In the final stanzas of the poem, the speaker confesses her emotions. “Oh mother you plunged me sobbing and laughing / into our past . . . “ It is the speaker’s emotions, but the history is shared between mother and daughter. It is “our past,” not my past or your past. It is a past that has been recorded first in the quilt, then seconded in the poem. If Acosta should ever give birth to a daughter, there will be a more complex reading of the past: first through the visual representation of the quilt, then through the literal representation of the poem. The history will echo in the next generation more richly because the tradition, the stories have been recorded and handed down. The quilter and the poet are mirror images, one enhancing the other, and one reflecting the other. And the reflections are multiple: mother seeing herself in her quilt; daughter seeing mother in the quilt; daughter seeing herself in the poem about the quilt; and in the end, both the poem and the quilt, the mother and the daughter, are “knotted with love / the quilts sing on.”

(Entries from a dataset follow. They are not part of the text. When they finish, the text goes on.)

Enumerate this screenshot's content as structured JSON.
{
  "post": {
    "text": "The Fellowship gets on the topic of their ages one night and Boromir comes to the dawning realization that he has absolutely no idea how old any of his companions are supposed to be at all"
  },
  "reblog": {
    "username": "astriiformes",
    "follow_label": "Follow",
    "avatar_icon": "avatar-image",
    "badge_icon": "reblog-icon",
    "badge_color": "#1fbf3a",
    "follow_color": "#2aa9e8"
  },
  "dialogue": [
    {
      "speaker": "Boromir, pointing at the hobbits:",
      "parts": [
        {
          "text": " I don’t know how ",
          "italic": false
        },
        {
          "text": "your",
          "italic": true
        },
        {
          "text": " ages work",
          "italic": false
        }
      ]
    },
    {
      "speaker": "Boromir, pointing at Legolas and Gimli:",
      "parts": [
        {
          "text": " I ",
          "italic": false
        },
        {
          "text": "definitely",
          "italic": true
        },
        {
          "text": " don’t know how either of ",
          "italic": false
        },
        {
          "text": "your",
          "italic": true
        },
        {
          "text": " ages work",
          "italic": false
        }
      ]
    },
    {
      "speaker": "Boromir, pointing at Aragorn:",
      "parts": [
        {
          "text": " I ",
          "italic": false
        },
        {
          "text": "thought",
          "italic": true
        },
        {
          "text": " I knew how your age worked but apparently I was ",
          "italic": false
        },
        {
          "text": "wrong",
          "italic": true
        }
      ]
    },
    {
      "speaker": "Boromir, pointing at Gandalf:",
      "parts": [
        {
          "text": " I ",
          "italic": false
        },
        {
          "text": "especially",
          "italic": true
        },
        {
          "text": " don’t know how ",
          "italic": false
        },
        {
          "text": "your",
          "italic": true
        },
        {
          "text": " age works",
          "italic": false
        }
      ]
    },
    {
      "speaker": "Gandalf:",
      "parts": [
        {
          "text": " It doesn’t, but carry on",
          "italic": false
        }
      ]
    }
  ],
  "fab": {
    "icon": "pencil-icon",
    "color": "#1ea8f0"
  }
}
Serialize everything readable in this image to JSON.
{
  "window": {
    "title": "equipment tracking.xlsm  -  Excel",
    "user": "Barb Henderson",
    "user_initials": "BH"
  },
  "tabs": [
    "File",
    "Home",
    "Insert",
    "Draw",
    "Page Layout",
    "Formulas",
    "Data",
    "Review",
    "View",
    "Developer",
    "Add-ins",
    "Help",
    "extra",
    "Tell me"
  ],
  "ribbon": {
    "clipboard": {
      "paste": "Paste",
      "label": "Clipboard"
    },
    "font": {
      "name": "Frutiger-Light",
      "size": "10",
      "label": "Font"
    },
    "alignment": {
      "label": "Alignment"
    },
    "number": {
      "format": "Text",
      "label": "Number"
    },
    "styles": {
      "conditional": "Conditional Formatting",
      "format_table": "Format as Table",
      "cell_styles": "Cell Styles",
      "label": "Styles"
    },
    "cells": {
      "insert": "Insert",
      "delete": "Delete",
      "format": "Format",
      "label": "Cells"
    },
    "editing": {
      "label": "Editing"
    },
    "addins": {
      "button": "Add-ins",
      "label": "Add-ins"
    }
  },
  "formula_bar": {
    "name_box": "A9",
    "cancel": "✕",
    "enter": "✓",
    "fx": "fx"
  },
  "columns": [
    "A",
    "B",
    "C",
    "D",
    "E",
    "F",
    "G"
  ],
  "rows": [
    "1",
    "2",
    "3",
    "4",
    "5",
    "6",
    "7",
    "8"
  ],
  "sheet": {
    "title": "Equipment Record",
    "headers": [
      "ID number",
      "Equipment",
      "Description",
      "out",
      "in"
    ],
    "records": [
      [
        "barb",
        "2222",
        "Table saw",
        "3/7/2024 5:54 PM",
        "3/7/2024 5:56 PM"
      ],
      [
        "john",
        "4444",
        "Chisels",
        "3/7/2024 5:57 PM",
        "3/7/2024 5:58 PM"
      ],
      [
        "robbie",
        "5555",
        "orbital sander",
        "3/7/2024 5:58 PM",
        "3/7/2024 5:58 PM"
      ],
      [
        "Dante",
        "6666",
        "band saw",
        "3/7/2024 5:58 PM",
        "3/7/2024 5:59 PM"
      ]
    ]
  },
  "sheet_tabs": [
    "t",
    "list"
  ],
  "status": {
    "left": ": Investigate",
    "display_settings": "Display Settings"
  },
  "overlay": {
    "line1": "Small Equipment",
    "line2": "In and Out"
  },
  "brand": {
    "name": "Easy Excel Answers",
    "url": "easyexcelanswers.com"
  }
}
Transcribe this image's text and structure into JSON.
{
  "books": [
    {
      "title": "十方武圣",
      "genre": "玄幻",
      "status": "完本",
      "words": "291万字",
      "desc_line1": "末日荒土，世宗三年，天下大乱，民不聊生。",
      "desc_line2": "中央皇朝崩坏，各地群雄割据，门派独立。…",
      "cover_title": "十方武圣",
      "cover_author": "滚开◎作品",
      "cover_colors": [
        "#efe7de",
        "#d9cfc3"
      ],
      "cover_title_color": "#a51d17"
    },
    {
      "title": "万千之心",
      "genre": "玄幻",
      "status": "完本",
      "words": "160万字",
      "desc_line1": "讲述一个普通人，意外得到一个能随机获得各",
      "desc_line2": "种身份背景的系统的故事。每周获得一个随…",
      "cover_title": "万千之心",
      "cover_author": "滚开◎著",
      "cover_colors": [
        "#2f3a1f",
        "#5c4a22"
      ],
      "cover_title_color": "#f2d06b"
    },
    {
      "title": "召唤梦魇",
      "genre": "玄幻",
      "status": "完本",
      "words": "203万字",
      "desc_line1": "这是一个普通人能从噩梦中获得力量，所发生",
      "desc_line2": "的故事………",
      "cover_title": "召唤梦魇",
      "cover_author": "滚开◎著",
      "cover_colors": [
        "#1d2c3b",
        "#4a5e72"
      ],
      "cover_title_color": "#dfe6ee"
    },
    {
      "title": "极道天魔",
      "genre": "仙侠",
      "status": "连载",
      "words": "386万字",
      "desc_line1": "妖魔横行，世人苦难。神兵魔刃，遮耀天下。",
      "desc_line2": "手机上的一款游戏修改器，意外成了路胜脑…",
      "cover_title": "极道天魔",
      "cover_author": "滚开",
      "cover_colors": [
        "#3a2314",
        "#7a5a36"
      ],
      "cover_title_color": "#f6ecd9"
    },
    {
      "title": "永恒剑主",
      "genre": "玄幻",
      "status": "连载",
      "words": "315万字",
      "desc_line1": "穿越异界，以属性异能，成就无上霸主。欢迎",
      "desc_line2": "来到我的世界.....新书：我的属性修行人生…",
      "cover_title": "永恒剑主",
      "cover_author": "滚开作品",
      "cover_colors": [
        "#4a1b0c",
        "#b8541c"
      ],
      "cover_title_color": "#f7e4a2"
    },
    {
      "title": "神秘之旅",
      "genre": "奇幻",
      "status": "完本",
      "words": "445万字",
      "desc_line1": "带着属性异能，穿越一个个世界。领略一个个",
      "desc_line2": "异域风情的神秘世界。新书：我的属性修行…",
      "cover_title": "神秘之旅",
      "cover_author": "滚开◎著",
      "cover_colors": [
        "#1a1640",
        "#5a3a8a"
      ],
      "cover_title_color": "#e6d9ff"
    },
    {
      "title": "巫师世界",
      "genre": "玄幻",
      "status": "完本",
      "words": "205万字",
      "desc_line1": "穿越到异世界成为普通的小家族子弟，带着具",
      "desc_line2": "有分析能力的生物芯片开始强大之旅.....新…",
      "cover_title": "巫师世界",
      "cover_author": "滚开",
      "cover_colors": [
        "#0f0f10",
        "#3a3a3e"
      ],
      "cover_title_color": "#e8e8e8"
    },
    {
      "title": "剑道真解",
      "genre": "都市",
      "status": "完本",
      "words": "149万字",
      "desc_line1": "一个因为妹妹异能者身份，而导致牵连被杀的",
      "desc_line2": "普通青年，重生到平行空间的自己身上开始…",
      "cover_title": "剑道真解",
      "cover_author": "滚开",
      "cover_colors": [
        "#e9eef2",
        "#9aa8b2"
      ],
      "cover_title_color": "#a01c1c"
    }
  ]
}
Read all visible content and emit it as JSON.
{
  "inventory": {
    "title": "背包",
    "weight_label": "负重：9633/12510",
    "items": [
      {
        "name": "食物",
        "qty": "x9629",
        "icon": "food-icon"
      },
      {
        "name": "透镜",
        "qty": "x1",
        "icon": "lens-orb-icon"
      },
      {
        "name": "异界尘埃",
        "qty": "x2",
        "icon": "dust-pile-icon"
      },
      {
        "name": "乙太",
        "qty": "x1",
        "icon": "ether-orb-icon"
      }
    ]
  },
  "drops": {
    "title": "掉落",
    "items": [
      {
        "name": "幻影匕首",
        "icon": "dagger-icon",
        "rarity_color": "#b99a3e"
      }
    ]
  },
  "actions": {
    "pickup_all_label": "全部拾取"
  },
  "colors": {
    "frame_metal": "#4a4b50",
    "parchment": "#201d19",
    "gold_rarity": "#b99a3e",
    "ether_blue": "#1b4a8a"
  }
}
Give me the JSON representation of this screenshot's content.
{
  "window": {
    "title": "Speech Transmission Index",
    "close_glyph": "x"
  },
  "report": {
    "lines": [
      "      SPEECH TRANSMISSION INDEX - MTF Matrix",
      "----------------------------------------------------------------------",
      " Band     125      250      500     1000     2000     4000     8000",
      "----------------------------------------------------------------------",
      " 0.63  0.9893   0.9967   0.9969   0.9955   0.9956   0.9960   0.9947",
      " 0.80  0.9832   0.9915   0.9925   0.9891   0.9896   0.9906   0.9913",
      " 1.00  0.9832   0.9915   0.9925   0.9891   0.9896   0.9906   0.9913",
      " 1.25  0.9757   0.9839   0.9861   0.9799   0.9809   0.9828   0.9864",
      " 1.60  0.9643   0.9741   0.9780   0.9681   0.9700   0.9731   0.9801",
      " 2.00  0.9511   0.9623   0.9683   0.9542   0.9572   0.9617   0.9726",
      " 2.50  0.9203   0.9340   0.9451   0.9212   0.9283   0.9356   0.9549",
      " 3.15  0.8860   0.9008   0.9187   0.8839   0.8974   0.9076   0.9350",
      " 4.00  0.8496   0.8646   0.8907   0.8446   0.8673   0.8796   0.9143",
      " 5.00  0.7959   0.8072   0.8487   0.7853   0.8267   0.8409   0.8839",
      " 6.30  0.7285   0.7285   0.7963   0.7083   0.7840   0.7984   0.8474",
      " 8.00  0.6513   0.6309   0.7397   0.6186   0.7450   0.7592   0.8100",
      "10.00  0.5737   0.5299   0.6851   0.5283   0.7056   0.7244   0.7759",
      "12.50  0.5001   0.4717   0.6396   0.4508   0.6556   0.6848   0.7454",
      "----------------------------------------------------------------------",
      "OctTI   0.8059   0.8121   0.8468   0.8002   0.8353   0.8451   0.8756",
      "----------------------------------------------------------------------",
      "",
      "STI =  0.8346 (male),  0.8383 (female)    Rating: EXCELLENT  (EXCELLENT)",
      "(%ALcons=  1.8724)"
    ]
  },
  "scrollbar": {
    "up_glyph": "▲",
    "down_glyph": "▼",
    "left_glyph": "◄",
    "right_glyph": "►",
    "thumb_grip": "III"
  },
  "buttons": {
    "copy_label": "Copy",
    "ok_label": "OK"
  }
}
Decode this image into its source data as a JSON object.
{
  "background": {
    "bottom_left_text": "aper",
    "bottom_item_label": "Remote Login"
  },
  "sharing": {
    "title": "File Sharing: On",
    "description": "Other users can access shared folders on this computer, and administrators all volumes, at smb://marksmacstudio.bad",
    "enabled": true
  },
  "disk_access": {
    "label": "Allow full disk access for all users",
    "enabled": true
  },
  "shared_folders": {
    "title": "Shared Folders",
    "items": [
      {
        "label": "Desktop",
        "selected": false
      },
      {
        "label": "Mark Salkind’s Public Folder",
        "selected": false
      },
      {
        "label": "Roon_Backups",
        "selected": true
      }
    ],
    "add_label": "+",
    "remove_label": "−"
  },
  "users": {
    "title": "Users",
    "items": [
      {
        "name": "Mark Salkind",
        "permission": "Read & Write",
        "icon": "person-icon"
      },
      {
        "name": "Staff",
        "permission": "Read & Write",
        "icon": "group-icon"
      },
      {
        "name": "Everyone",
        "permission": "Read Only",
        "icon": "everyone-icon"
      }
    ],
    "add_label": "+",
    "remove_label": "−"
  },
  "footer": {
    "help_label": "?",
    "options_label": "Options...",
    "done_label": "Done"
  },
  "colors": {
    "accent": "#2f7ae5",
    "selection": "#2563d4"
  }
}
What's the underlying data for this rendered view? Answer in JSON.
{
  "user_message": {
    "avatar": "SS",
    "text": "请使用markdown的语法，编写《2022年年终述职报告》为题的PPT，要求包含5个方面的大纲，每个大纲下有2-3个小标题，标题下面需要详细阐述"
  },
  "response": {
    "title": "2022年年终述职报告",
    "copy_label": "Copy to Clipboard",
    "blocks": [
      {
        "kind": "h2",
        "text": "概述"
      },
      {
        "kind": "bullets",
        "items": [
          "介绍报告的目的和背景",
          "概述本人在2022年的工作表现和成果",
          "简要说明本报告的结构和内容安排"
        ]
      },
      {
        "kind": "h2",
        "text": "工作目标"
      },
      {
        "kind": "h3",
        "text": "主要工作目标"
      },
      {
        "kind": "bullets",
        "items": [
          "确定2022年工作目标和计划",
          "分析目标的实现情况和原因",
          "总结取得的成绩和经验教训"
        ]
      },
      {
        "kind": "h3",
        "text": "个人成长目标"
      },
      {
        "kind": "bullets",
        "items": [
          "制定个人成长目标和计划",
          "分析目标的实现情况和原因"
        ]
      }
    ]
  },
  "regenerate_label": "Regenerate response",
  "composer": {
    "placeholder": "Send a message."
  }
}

Jennifer Smith and Elizabeth Thomason, Poetry for Students: Presenting Analysis, Context, and Criticism on Commonly Studied Poetry, Volume 12, Teresa Palomo Acosta,, Published by Gale Group, 2001.
Joyce Hart, Critical Essay on “My Mother Pieced Quilts,” in Poetry for Students, The Gale Group, 2001.